Transverse section of leaf blade, physiology. C4; XyMS– (but occasional cells in ms position in M. laevis). Leaf blade ‘nodular’ in section. Midrib conspicuous (a smaller primary bundle in M. laevis with the closely opposed hinge-cells forming a single bulliform group above it, conventional in M. mollicoma); having a conventional arc of bundles (a median keel bundle and several small laterals); with colourless mesophyll adaxially (over the midrib in M. mollicoma, over the primary bundles except the midrib in M. laevis). Bulliforms not present in discrete, regular adaxial groups (the epidermis of large cells); associating with colourless mesophyll cells to form arches over small vascular bundles. Many of the smallest vascular bundles unaccompanied by sclerenchyma. Combined sclerenchyma girders present (with the primaries); nowhere forming ‘figures’. Sclerenchyma all associated with vascular bundles.

Cytology. Chromosome base number, x = 9. 2n = 18. 2 ploid.

Classification. Watson & Dallwitz (1994): Panicoideae; Andropogonodae; Andropogoneae; Rottboelliinae. Soreng et al. (2015): Panicoideae; Andropogonodae; Andropogoneae; Rottboelliinae. 5 species.

Distribution, phytogeography, ecology. India, Ceylon to Southeast Asia.

Mesophytic. Damp grassland.

Rusts and smuts. Smuts from Ustilaginaceae. Ustilaginaceae — Sorosporium and Sphacelotheca.

References, etc. Leaf anatomical: this project.

Special comments. Fruit data wanting. Illustrations. • M. formosa: Gardner, 1952. • Inflorescence triplets in lateral view of inflorescence (M. mollicoma). • Inflorescence detailing spikelet triplets (M. mollicoma). Mnesithea mollicoma. Triplets of spikelets at each node: two sessile, hermaphrodite, abaxial (tuberculate G1 and flimsy G2), and one free-pedicellate (sterile, reduced). • Inflorescence detail showing reduced triplets (M. laevis). Mnesithea laevis. A triplet of spikelets at each node. Two sessile (hermaphrodite), abaxial, with smooth G1; and a pedicellate one, much reduced and scarcely reconisable as such, its pedicel fused with the rachis. • M. laevis, abaxial epidermis of leaf blade: this project

We advise against extracting comparative information from the descriptions. This is much more easily achieved using the DELTA data files or the interactive key, which allows access to the character list, illustrations, full and partial descriptions, diagnostic descriptions, differences and similarities between taxa, lists of taxa exhibiting or lacking specified attributes, distributions of character states within any set of taxa, geographical distribution, and classifications. See also Guidelines for using data taken from Web publications.

Cite this publication as: ‘Watson, L., Macfarlane, T.D., and Dallwitz, M.J. 1992 onwards.
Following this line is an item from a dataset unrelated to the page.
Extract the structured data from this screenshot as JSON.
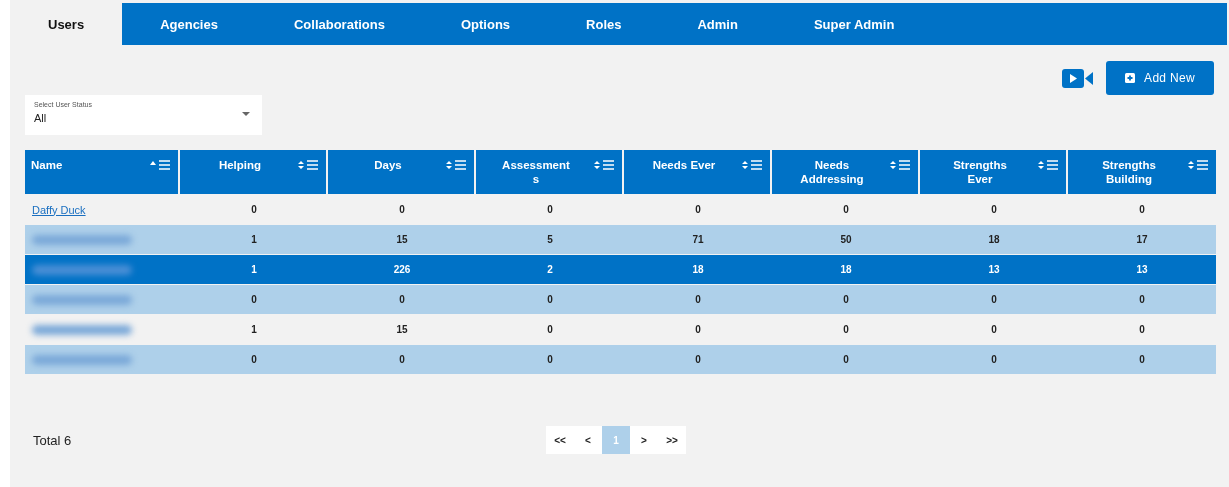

The grass genera of the world: descriptions, illustrations, identification, and information retrieval; including synonyms, morphology, anatomy, physiology, phytochemistry, cytology, classification, pathogens, world and local distribution, and references. Version: 13th November 2017.’.